All introductory anthropology courses survey a wide variety of cultures around the world. It is my belief that this form of ethnic snacking is hazardous to the goals of cultural understanding. After a semester of vicariously – and, in our case, literally – sailing on an ethnographic cruise ship, too many students remain ethnocentric and self-satisfied. Indeed, even serious students have trouble remembering all of the exotic names much less anything substantive about the culture of the given week. For this reason, we will focus our attention on only two cultural groups. In the first half of the course, we will be reading various and often conflicting ethnographies of the Yanomamo Indians of Amazonia who hold the dubious distinction of being one of the most studied cultural groups in the history of anthropology. Students will recognize that these contrasting depictions reveal far more about the creators of these images than the actual people that these images purport to portray. In the second half, we will turn the tables by examining a group closer to home: American college students. Once again, we will read a variety of essentializing portrayals. After experiencing first-hand what it feels like to be on the other side of the anthropological gaze, students will hopefully blur the line between “us” and “them.” Because it is in the doing of anthropology where the concepts come to life, the course will also include an in-country field class in which students will directly observe cultural practices and connect their ethnographic experience with course materials.

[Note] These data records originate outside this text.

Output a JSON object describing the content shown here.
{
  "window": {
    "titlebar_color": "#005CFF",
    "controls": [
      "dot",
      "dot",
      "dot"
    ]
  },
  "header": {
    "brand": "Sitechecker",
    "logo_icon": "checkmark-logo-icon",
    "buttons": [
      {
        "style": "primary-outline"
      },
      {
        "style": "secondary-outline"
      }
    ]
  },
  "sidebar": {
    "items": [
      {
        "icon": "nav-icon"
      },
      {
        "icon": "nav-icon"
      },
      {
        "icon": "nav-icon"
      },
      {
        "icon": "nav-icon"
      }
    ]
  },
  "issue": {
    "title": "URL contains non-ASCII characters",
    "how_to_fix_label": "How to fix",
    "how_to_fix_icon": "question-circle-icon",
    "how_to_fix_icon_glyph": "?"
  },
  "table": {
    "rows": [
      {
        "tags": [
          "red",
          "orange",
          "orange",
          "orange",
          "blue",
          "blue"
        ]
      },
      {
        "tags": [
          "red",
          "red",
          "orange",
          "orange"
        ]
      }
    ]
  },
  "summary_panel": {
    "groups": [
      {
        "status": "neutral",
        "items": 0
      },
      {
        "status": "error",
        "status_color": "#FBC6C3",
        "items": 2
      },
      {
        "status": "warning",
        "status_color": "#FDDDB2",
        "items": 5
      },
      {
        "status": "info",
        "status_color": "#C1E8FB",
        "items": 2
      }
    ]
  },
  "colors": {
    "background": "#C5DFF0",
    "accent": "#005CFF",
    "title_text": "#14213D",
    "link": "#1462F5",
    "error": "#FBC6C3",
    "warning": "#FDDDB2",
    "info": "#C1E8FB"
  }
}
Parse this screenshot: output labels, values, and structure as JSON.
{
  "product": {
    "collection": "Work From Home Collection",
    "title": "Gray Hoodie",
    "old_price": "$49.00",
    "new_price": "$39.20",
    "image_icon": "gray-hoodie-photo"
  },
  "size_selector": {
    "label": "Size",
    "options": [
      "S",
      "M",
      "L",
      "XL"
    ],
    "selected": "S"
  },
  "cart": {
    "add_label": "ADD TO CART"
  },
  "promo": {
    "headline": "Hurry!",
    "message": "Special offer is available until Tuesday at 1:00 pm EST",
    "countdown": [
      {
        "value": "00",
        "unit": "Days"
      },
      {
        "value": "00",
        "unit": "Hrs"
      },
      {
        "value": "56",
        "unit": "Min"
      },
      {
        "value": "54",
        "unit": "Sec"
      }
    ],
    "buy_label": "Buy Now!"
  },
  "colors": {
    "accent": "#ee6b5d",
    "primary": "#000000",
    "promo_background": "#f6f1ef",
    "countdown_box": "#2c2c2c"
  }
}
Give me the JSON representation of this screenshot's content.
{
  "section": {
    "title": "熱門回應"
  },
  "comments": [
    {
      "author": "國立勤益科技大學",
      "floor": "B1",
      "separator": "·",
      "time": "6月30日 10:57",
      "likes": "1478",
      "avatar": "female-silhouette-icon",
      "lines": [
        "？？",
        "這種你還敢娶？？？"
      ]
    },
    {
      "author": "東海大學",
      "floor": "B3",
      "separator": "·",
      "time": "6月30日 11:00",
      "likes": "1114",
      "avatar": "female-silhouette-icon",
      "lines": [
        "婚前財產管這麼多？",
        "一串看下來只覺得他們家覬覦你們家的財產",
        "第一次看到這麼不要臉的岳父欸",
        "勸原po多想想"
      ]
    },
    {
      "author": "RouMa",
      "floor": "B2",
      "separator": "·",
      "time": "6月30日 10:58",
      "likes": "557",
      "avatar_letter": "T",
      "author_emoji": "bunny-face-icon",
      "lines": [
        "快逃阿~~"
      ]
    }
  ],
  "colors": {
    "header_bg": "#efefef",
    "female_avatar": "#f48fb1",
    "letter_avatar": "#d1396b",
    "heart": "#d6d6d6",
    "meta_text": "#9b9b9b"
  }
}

All of the students will also collect data for an ethnographic research project on “The SASians,” the “tribe” of Semester at Sea® participants.
Field WorkCountry: Morocco
Date: March 1, 2022